● Exercise inputs:
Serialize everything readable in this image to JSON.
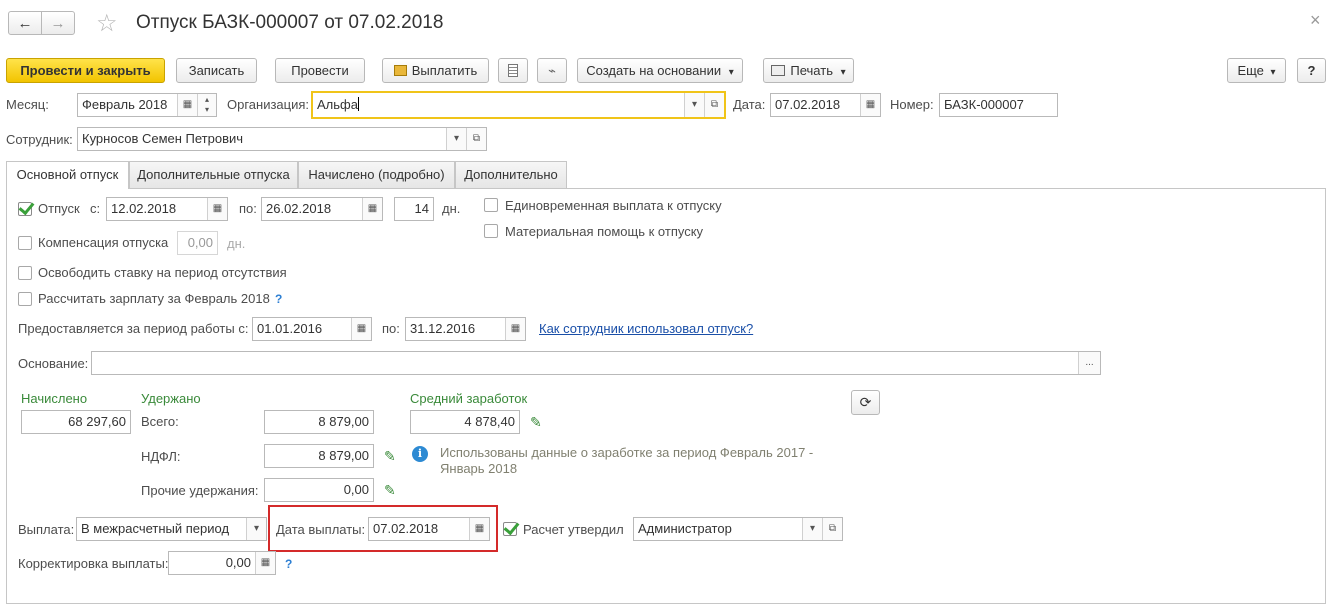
{
  "window": {
    "title": "Отпуск БАЗК-000007 от 07.02.2018"
  },
  "icons": {
    "back": "←",
    "forward": "→",
    "star": "☆",
    "calendar": "▦",
    "dropdown": "▾",
    "open": "⧉",
    "ellipsis": "...",
    "refresh": "⟳",
    "info": "i",
    "pencil": "✎",
    "help": "?"
  },
  "toolbar": {
    "post_close": "Провести и закрыть",
    "save": "Записать",
    "post": "Провести",
    "pay": "Выплатить",
    "create_based": "Создать на основании",
    "print": "Печать",
    "more": "Еще",
    "help": "?"
  },
  "header": {
    "month_label": "Месяц:",
    "month_value": "Февраль 2018",
    "org_label": "Организация:",
    "org_value": "Альфа",
    "date_label": "Дата:",
    "date_value": "07.02.2018",
    "number_label": "Номер:",
    "number_value": "БАЗК-000007",
    "employee_label": "Сотрудник:",
    "employee_value": "Курносов Семен Петрович"
  },
  "tabs": [
    {
      "label": "Основной отпуск",
      "active": true
    },
    {
      "label": "Дополнительные отпуска",
      "active": false
    },
    {
      "label": "Начислено (подробно)",
      "active": false
    },
    {
      "label": "Дополнительно",
      "active": false
    }
  ],
  "main": {
    "vacation_label": "Отпуск",
    "vacation_checked": true,
    "from_label": "с:",
    "from_value": "12.02.2018",
    "to_label": "по:",
    "to_value": "26.02.2018",
    "days_value": "14",
    "days_label": "дн.",
    "one_time_payment": "Единовременная выплата к отпуску",
    "material_help": "Материальная помощь к отпуску",
    "compensation_label": "Компенсация отпуска",
    "compensation_value": "0,00",
    "compensation_unit": "дн.",
    "release_rate": "Освободить ставку на период отсутствия",
    "calc_salary": "Рассчитать зарплату за Февраль 2018",
    "period_label": "Предоставляется за период работы с:",
    "period_from": "01.01.2016",
    "period_to_label": "по:",
    "period_to": "31.12.2016",
    "usage_link": "Как сотрудник использовал отпуск?",
    "basis_label": "Основание:",
    "basis_value": "",
    "accrued_label": "Начислено",
    "accrued_value": "68 297,60",
    "withheld_label": "Удержано",
    "total_label": "Всего:",
    "total_value": "8 879,00",
    "ndfl_label": "НДФЛ:",
    "ndfl_value": "8 879,00",
    "other_label": "Прочие удержания:",
    "other_value": "0,00",
    "avg_label": "Средний заработок",
    "avg_value": "4 878,40",
    "info_text_1": "Использованы данные о заработке за период Февраль 2017 -",
    "info_text_2": "Январь 2018",
    "payment_label": "Выплата:",
    "payment_value": "В межрасчетный период",
    "pay_date_label": "Дата выплаты:",
    "pay_date_value": "07.02.2018",
    "approved_label": "Расчет утвердил",
    "approved_value": "Администратор",
    "correction_label": "Корректировка выплаты:",
    "correction_value": "0,00"
  },
  "colors": {
    "primary_button": "#f2c400",
    "highlight_box": "#d42a2a",
    "green_label": "#3a8a3a",
    "link": "#1a4fa8",
    "org_focus": "#f0c419"
  }
}
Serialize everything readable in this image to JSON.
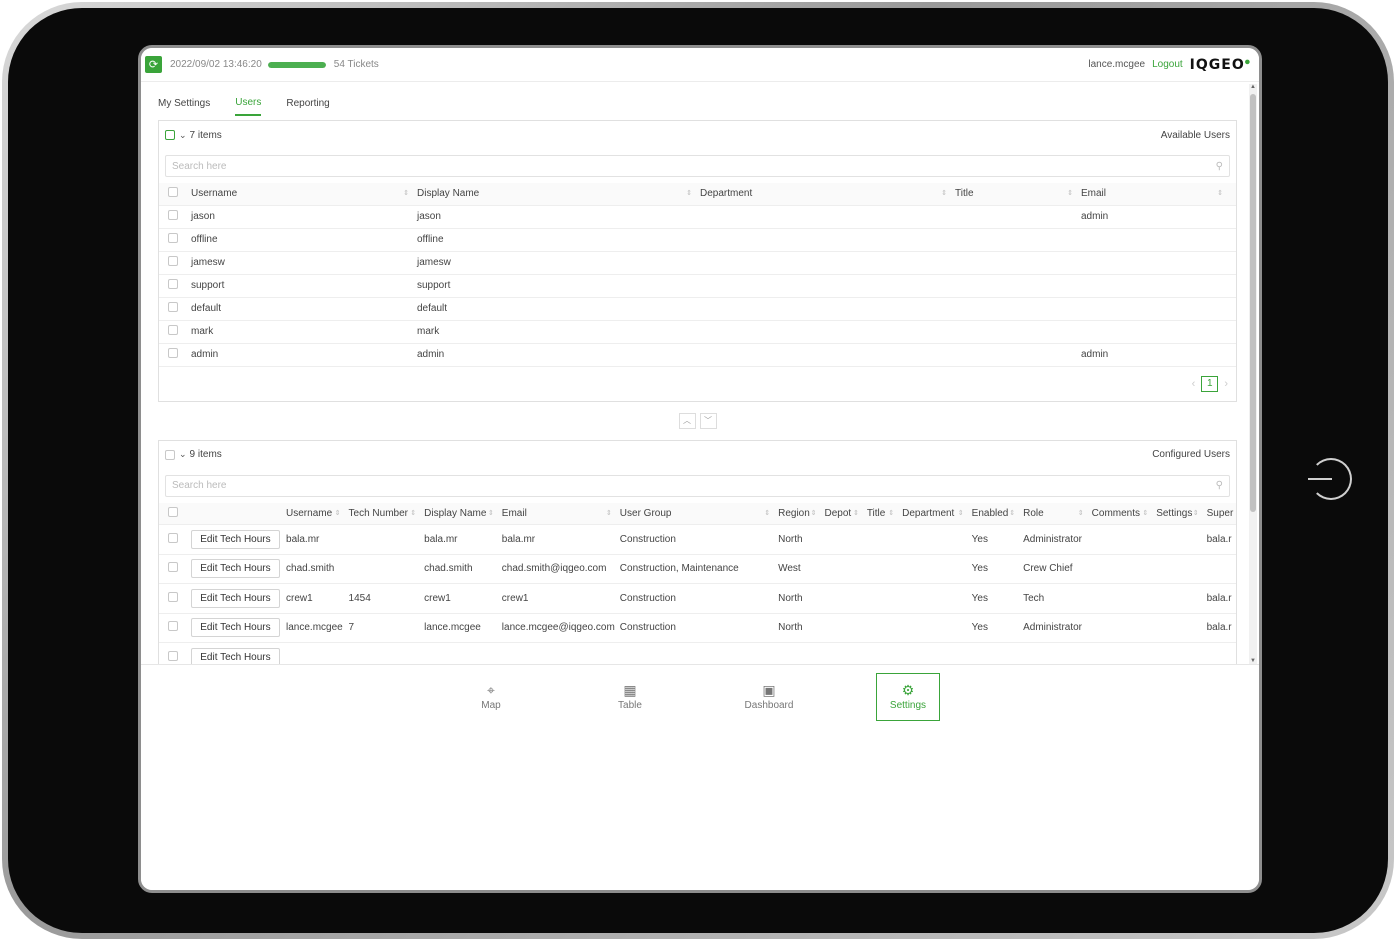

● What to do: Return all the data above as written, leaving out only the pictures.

● Solution:
Serialize everything readable in this image to JSON.
{
  "window": {
    "title": "Отпуск БАЗК-000007 от 07.02.2018"
  },
  "icons": {
    "back": "←",
    "forward": "→",
    "star": "☆",
    "calendar": "▦",
    "dropdown": "▾",
    "open": "⧉",
    "ellipsis": "...",
    "refresh": "⟳",
    "info": "i",
    "pencil": "✎",
    "help": "?"
  },
  "toolbar": {
    "post_close": "Провести и закрыть",
    "save": "Записать",
    "post": "Провести",
    "pay": "Выплатить",
    "create_based": "Создать на основании",
    "print": "Печать",
    "more": "Еще",
    "help": "?"
  },
  "header": {
    "month_label": "Месяц:",
    "month_value": "Февраль 2018",
    "org_label": "Организация:",
    "org_value": "Альфа",
    "date_label": "Дата:",
    "date_value": "07.02.2018",
    "number_label": "Номер:",
    "number_value": "БАЗК-000007",
    "employee_label": "Сотрудник:",
    "employee_value": "Курносов Семен Петрович"
  },
  "tabs": [
    {
      "label": "Основной отпуск",
      "active": true
    },
    {
      "label": "Дополнительные отпуска",
      "active": false
    },
    {
      "label": "Начислено (подробно)",
      "active": false
    },
    {
      "label": "Дополнительно",
      "active": false
    }
  ],
  "main": {
    "vacation_label": "Отпуск",
    "vacation_checked": true,
    "from_label": "с:",
    "from_value": "12.02.2018",
    "to_label": "по:",
    "to_value": "26.02.2018",
    "days_value": "14",
    "days_label": "дн.",
    "one_time_payment": "Единовременная выплата к отпуску",
    "material_help": "Материальная помощь к отпуску",
    "compensation_label": "Компенсация отпуска",
    "compensation_value": "0,00",
    "compensation_unit": "дн.",
    "release_rate": "Освободить ставку на период отсутствия",
    "calc_salary": "Рассчитать зарплату за Февраль 2018",
    "period_label": "Предоставляется за период работы с:",
    "period_from": "01.01.2016",
    "period_to_label": "по:",
    "period_to": "31.12.2016",
    "usage_link": "Как сотрудник использовал отпуск?",
    "basis_label": "Основание:",
    "basis_value": "",
    "accrued_label": "Начислено",
    "accrued_value": "68 297,60",
    "withheld_label": "Удержано",
    "total_label": "Всего:",
    "total_value": "8 879,00",
    "ndfl_label": "НДФЛ:",
    "ndfl_value": "8 879,00",
    "other_label": "Прочие удержания:",
    "other_value": "0,00",
    "avg_label": "Средний заработок",
    "avg_value": "4 878,40",
    "info_text_1": "Использованы данные о заработке за период Февраль 2017 -",
    "info_text_2": "Январь 2018",
    "payment_label": "Выплата:",
    "payment_value": "В межрасчетный период",
    "pay_date_label": "Дата выплаты:",
    "pay_date_value": "07.02.2018",
    "approved_label": "Расчет утвердил",
    "approved_value": "Администратор",
    "correction_label": "Корректировка выплаты:",
    "correction_value": "0,00"
  },
  "colors": {
    "primary_button": "#f2c400",
    "highlight_box": "#d42a2a",
    "green_label": "#3a8a3a",
    "link": "#1a4fa8",
    "org_focus": "#f0c419"
  }
}
Serialize everything readable in this image to JSON.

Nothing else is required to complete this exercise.